▽

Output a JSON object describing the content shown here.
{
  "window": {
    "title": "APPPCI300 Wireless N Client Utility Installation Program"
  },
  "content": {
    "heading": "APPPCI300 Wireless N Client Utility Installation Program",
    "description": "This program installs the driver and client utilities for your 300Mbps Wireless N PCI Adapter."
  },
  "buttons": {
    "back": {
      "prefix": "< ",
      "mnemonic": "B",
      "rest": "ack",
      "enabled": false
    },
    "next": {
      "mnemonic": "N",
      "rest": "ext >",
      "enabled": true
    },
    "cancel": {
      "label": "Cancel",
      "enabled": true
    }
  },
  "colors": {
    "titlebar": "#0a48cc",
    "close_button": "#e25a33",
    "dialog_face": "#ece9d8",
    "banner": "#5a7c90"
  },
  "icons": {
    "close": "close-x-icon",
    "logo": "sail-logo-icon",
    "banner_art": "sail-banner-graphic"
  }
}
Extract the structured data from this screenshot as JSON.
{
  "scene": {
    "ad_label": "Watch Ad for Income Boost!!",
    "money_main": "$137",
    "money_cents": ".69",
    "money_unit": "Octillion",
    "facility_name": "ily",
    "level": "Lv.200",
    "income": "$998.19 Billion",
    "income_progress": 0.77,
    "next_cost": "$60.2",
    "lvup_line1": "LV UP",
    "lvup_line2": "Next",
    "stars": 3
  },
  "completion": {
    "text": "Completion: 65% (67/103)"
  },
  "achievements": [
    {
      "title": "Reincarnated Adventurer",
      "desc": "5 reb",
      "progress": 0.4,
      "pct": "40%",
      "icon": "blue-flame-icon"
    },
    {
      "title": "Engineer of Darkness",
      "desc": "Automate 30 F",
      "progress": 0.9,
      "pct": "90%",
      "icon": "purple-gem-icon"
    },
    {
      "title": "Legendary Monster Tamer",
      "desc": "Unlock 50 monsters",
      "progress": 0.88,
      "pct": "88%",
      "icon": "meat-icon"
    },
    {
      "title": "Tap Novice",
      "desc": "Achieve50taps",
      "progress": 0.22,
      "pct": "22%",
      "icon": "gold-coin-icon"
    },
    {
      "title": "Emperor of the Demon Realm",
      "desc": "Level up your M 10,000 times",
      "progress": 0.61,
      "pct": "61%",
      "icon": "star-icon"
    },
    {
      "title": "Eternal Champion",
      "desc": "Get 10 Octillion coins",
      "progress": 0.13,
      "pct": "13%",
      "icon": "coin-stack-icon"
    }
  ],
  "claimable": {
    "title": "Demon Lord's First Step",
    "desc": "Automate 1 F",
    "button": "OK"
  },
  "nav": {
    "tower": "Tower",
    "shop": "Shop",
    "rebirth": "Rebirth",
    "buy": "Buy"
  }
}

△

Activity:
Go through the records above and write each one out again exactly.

Task answer:
Output a JSON object describing the content shown here.
{
  "window": {
    "title": "APPPCI300 Wireless N Client Utility Installation Program"
  },
  "content": {
    "heading": "APPPCI300 Wireless N Client Utility Installation Program",
    "description": "This program installs the driver and client utilities for your 300Mbps Wireless N PCI Adapter."
  },
  "buttons": {
    "back": {
      "prefix": "< ",
      "mnemonic": "B",
      "rest": "ack",
      "enabled": false
    },
    "next": {
      "mnemonic": "N",
      "rest": "ext >",
      "enabled": true
    },
    "cancel": {
      "label": "Cancel",
      "enabled": true
    }
  },
  "colors": {
    "titlebar": "#0a48cc",
    "close_button": "#e25a33",
    "dialog_face": "#ece9d8",
    "banner": "#5a7c90"
  },
  "icons": {
    "close": "close-x-icon",
    "logo": "sail-logo-icon",
    "banner_art": "sail-banner-graphic"
  }
}
Extract the structured data from this screenshot as JSON.
{
  "scene": {
    "ad_label": "Watch Ad for Income Boost!!",
    "money_main": "$137",
    "money_cents": ".69",
    "money_unit": "Octillion",
    "facility_name": "ily",
    "level": "Lv.200",
    "income": "$998.19 Billion",
    "income_progress": 0.77,
    "next_cost": "$60.2",
    "lvup_line1": "LV UP",
    "lvup_line2": "Next",
    "stars": 3
  },
  "completion": {
    "text": "Completion: 65% (67/103)"
  },
  "achievements": [
    {
      "title": "Reincarnated Adventurer",
      "desc": "5 reb",
      "progress": 0.4,
      "pct": "40%",
      "icon": "blue-flame-icon"
    },
    {
      "title": "Engineer of Darkness",
      "desc": "Automate 30 F",
      "progress": 0.9,
      "pct": "90%",
      "icon": "purple-gem-icon"
    },
    {
      "title": "Legendary Monster Tamer",
      "desc": "Unlock 50 monsters",
      "progress": 0.88,
      "pct": "88%",
      "icon": "meat-icon"
    },
    {
      "title": "Tap Novice",
      "desc": "Achieve50taps",
      "progress": 0.22,
      "pct": "22%",
      "icon": "gold-coin-icon"
    },
    {
      "title": "Emperor of the Demon Realm",
      "desc": "Level up your M 10,000 times",
      "progress": 0.61,
      "pct": "61%",
      "icon": "star-icon"
    },
    {
      "title": "Eternal Champion",
      "desc": "Get 10 Octillion coins",
      "progress": 0.13,
      "pct": "13%",
      "icon": "coin-stack-icon"
    }
  ],
  "claimable": {
    "title": "Demon Lord's First Step",
    "desc": "Automate 1 F",
    "button": "OK"
  },
  "nav": {
    "tower": "Tower",
    "shop": "Shop",
    "rebirth": "Rebirth",
    "buy": "Buy"
  }
}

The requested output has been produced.